The fall and winter of 1952 saw many at the Disney Studio in a holiday mood. In October that year, Disney released the Donald Duck short that would become a Halloween classic, Trick or Treat. And, just a month later, the Disney artists would get into the Christmas spirit with a short that has become equally classic and a staple of the holiday season, for many, Pluto’s Christmas Tree.
As Trick or Treat does for Halloween, Pluto’s Christmas Tree packs so much of the feelings of the season into a sparse seven minutes that one wishes it was longer. It could be because many of the same artists worked on both shorts.

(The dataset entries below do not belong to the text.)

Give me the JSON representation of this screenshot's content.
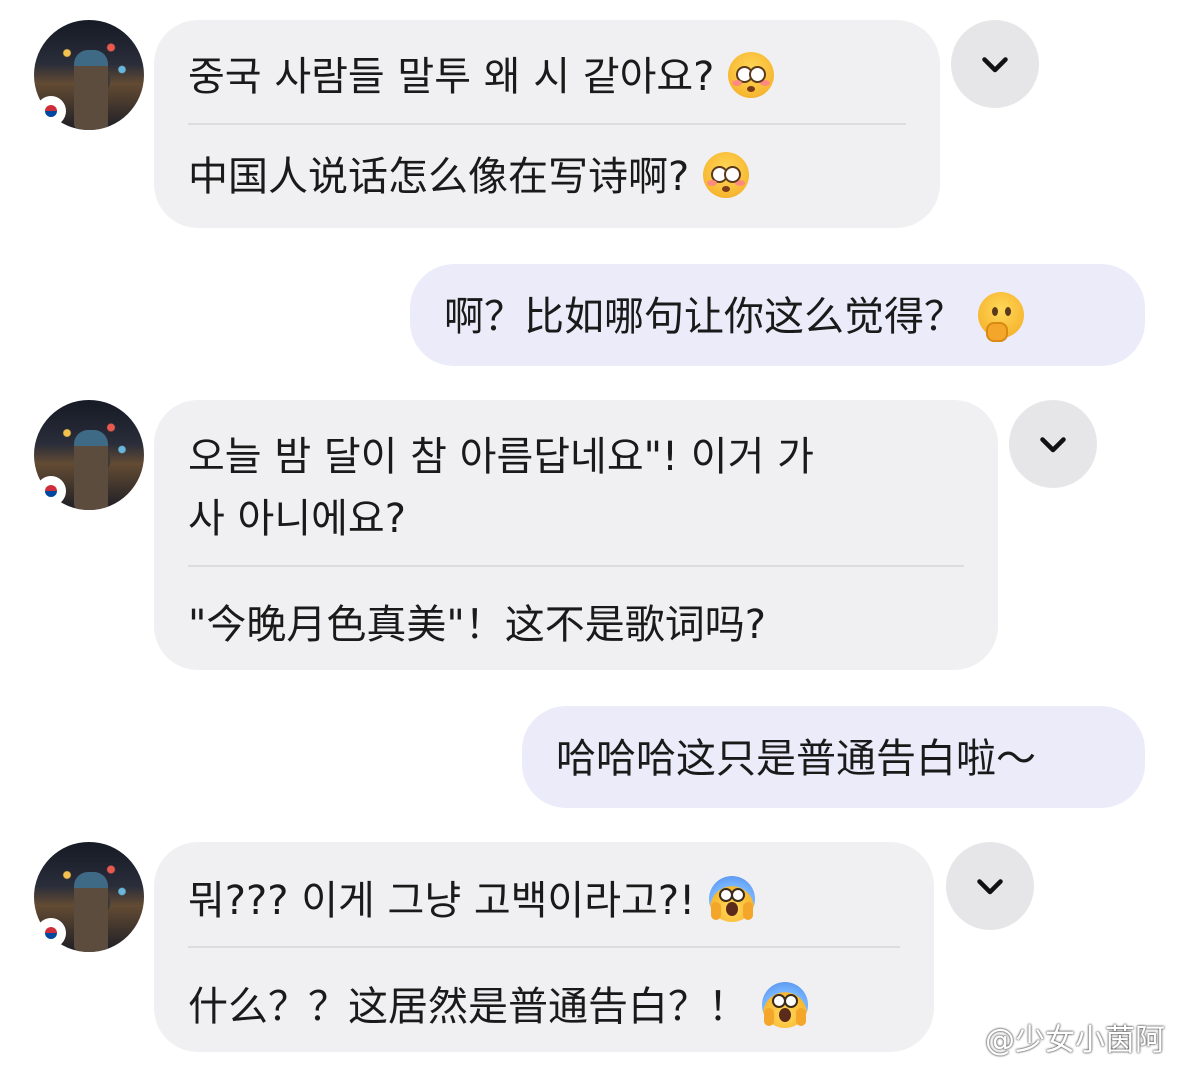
{
  "messages": [
    {
      "sender": "them",
      "korean": "중국 사람들 말투 왜 시 같아요?",
      "chinese": "中国人说话怎么像在写诗啊?",
      "emoji": "flushed-face"
    },
    {
      "sender": "me",
      "text": "啊？比如哪句让你这么觉得？",
      "emoji": "thinking-face"
    },
    {
      "sender": "them",
      "korean_lines": [
        "오늘 밤 달이 참 아름답네요\"! 이거 가",
        "사 아니에요?"
      ],
      "chinese": "\"今晚月色真美\"！这不是歌词吗?"
    },
    {
      "sender": "me",
      "text": "哈哈哈这只是普通告白啦～"
    },
    {
      "sender": "them",
      "korean": "뭐??? 이게 그냥 고백이라고?!",
      "chinese": "什么？？这居然是普通告白？！",
      "emoji": "screaming-face"
    }
  ],
  "watermark": "@少女小茵阿",
  "icons": {
    "expand": "chevron-down-icon",
    "flag": "korea-flag-icon",
    "watermark_logo": "weibo-icon"
  }
}
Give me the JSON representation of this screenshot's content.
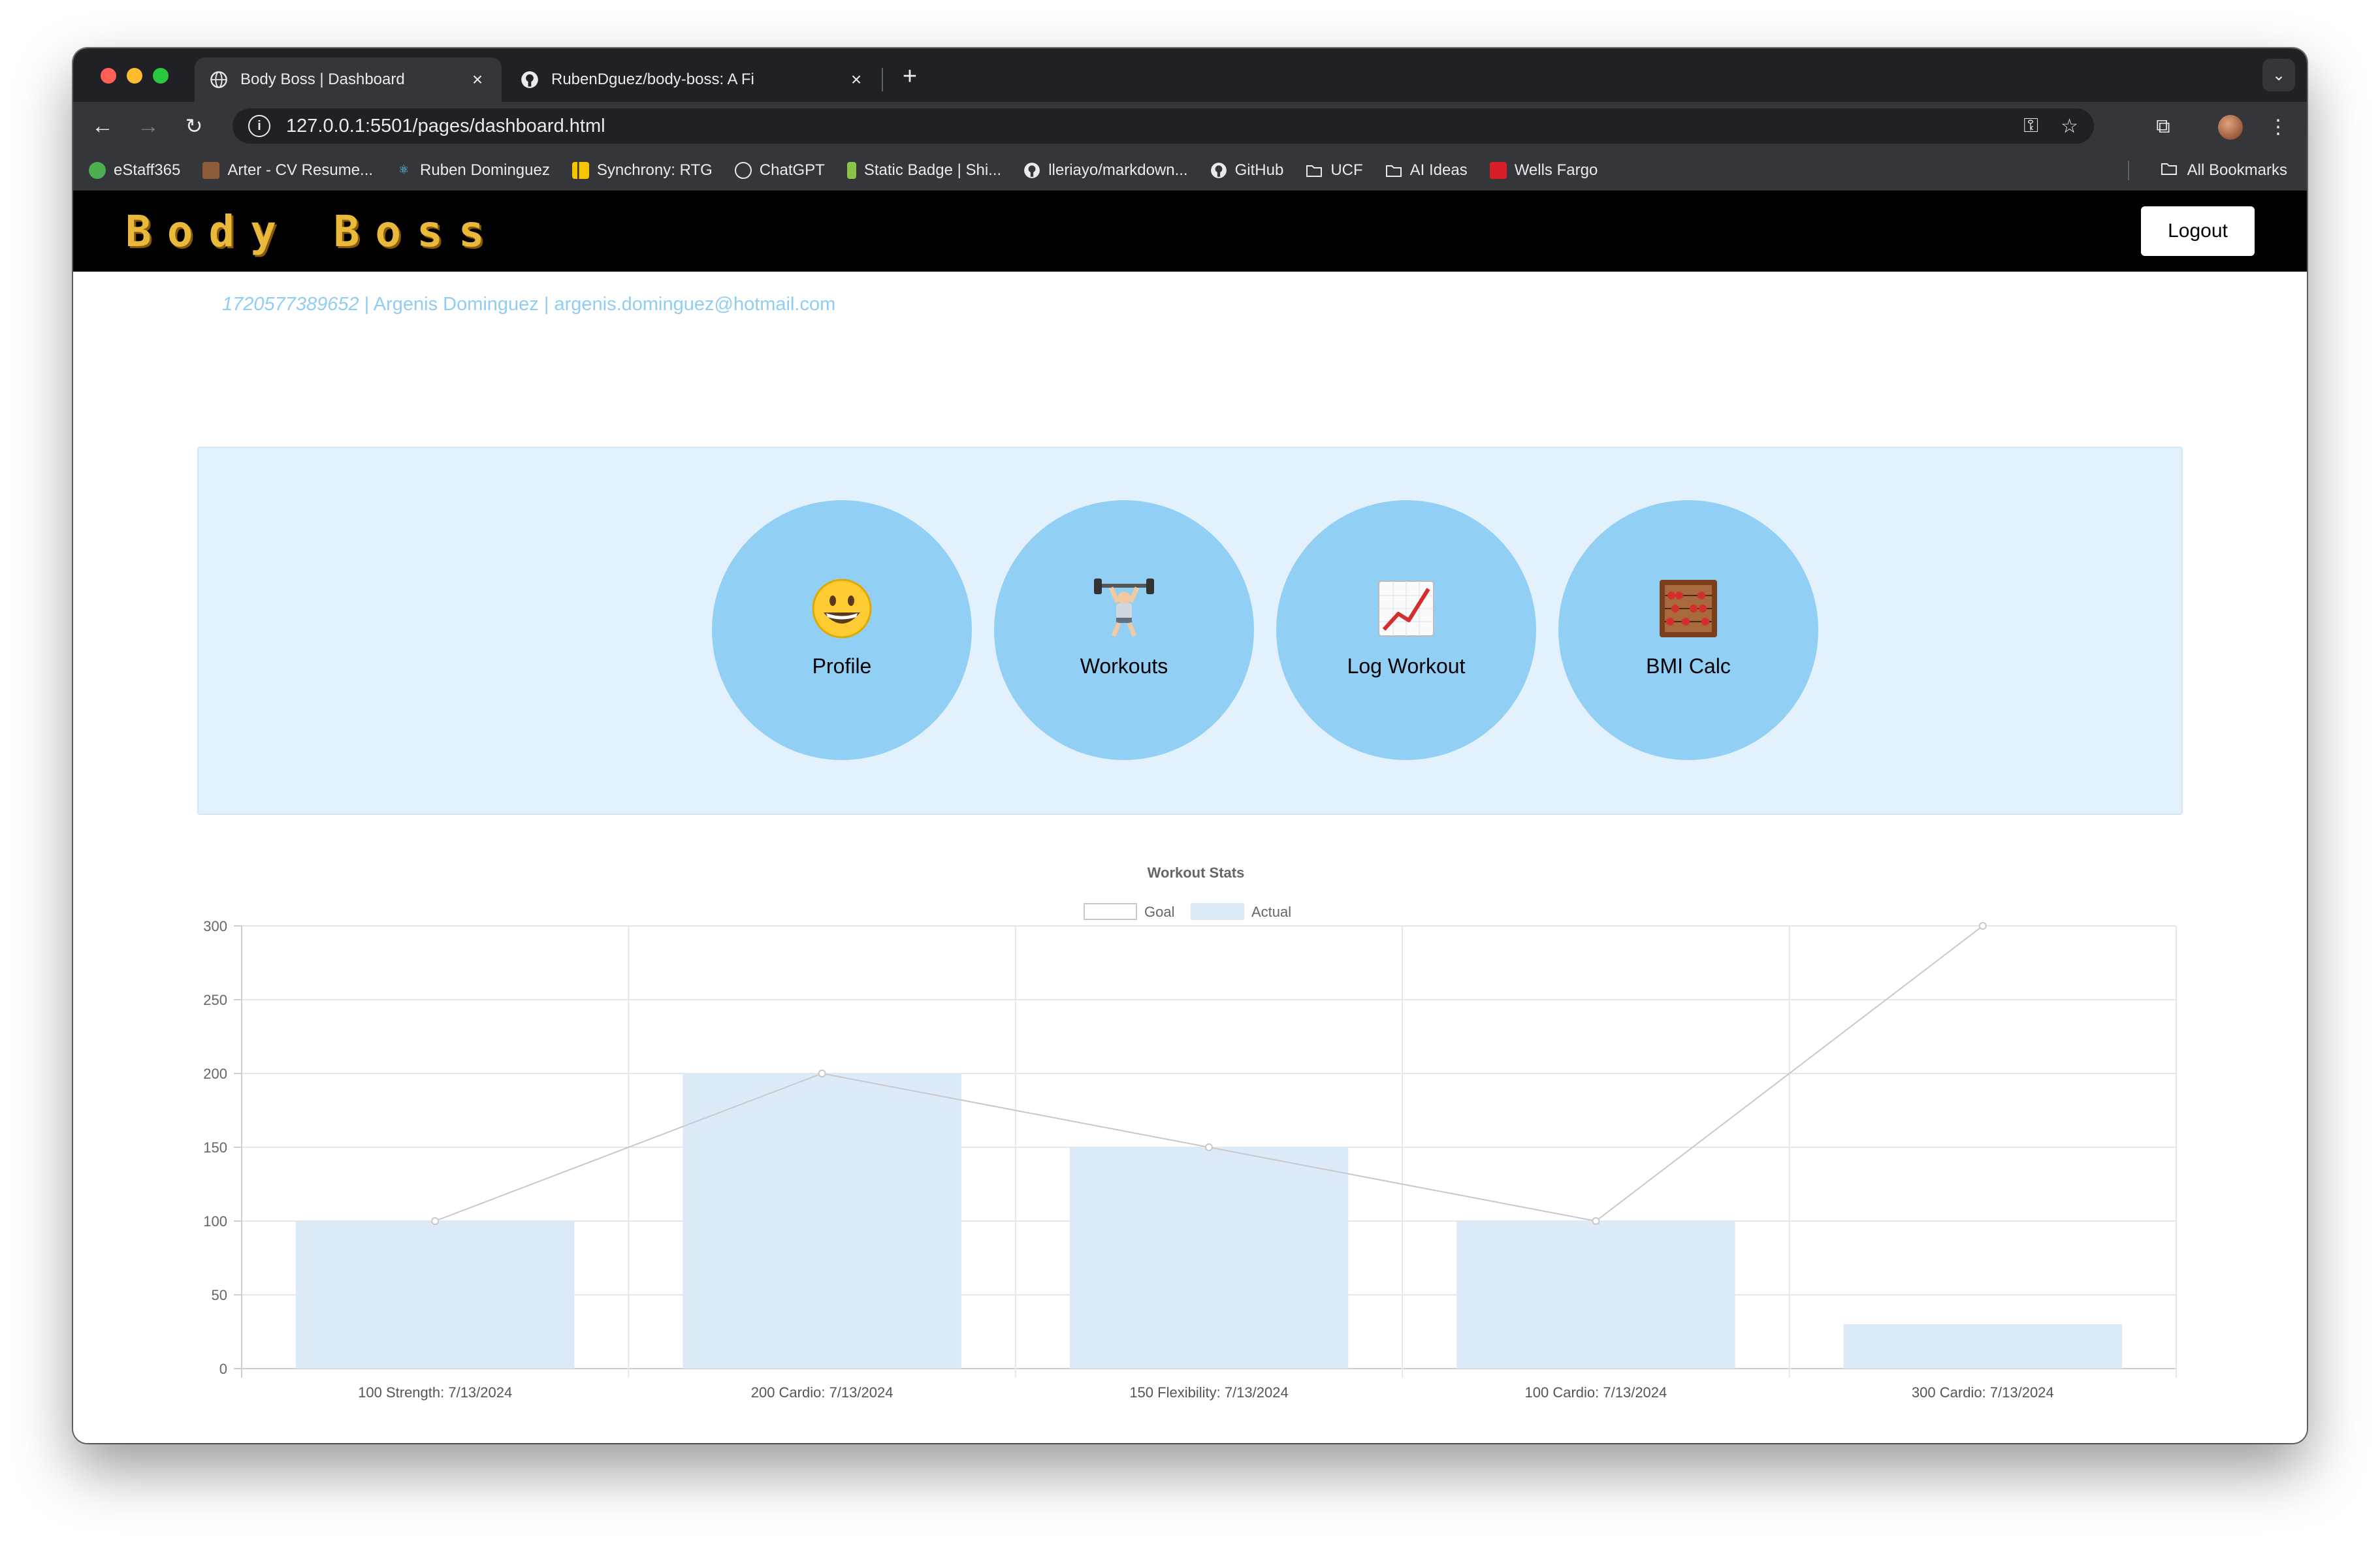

Both were directed by Jack Hannah, a Disney Legend, who helmed a number of the studio’s now classic shorts and had a talent for leading artists to realize character and story in a short span of time.
The film subject opens with a beautiful title shot of Christmas cards propped up next to a candle. The camera zooms in on one of the cards, and the still image of the cozy, decorated house, in the snow comes to life. It’s one of several evocative moments in Pluto’s Christmas Tree courtesy of the film’s layout artist, Yale Gracey and Thelma Witmer, the background artist.
Mickey bursts out of the house with Pluto and heads into the nearby woods to search for their Christmas tree. Chip ‘n Dale are in a nearby tree, and when they see Pluto, they, of course, begin torturing him by pelting him with acorns.
However, as karma would have it, Mickey winds up chopping down the pine tree that the two chipmunks live in and takes it into the house.
Mickey and Pluto decorate the tree with Christmas ornaments and lights, and Chip ‘n Dale find themselves inside the decorated Christmas tree. Here is where Pluto’s Christmas Tree includes animation that sparkles with seasonal magic as the chipmunks interact with the ornaments and lights (and live out so many childhood dreams of being able to play inside a Christmas tree).
Chip ‘n Dale also continues their torture of poor Pluto, who spots them within the tree, and tries to tell Mickey about the chipmunks (but his owner remains oblivious).
When Mickey leaves the room, Chip ‘n Dale escape the tree and make their way over the mantle of the fireplace, where, in an ingenious sight-gag moment, Dale attempts to disguise himself as a Santa candle. After the wick on his head is lit by Mickey, Chip rushes over with the “snuffer” and puts the candle out.
This moment from Pluto’s Christmas Tree has become so famous it was re-created as an ornament by the Walt Disney Classics collection in 1997 and by Hallmark in 2016.
Eventually, in the short, Pluto chases Chip ‘n Dale into the tree, taking everything down. In a moment out of character, Mickey gets angry with Pluto, until he discovers Chip ‘n Dale in the tree (“Pluto! We have chipmunks in our tree!”). Pluto is frustrated and about to lash out until the sound of Christmas carolers is heard outside.
When they all look out, they see other members of Disney’s “Fab Five” making a cameo appearance, as Minnie, Donald, and Goofy are outside the house, caroling and singing “Deck the Halls.” Inside the house, Chip ‘n Dale join in, and Pluto “howls” the ending bars of the song but is cut off as Chip ‘n Dale slap a “Do Not Open Until Christmas” label over his mouth; in the short’s concluding gag.
Released on November 21st, 1952, Pluto’s Christmas Tree became well-known to many through its numerous showings on television, most famously as part of “From All of Us to All of You,” a Christmas episode of Disney’s anthology television series. It first aired on December 19, 1958, as part of Walt Disney Presents and then later as part of other Disney TV series iterations.
In the episode, Jiminy Cricket shows the viewers “Christmas cards” that have been received from friends. These cards then lead into clips from Disney short subjects and animated features. One of these cards was from Chip ‘n Dale, which segues into Pluto’s Christmas Tree.
The short was also a part of several home video compilations of classic Disney cartoons, allowing multiple generations to grow up with it during the holiday season.
Now, seventy-one years later, Pluto’s Christmas Tree is available in pristine glory on Disney+. Much like many Disney and Christmas traditions, it’s nice that this one continues year after year.
Pluto’s Christmas Tree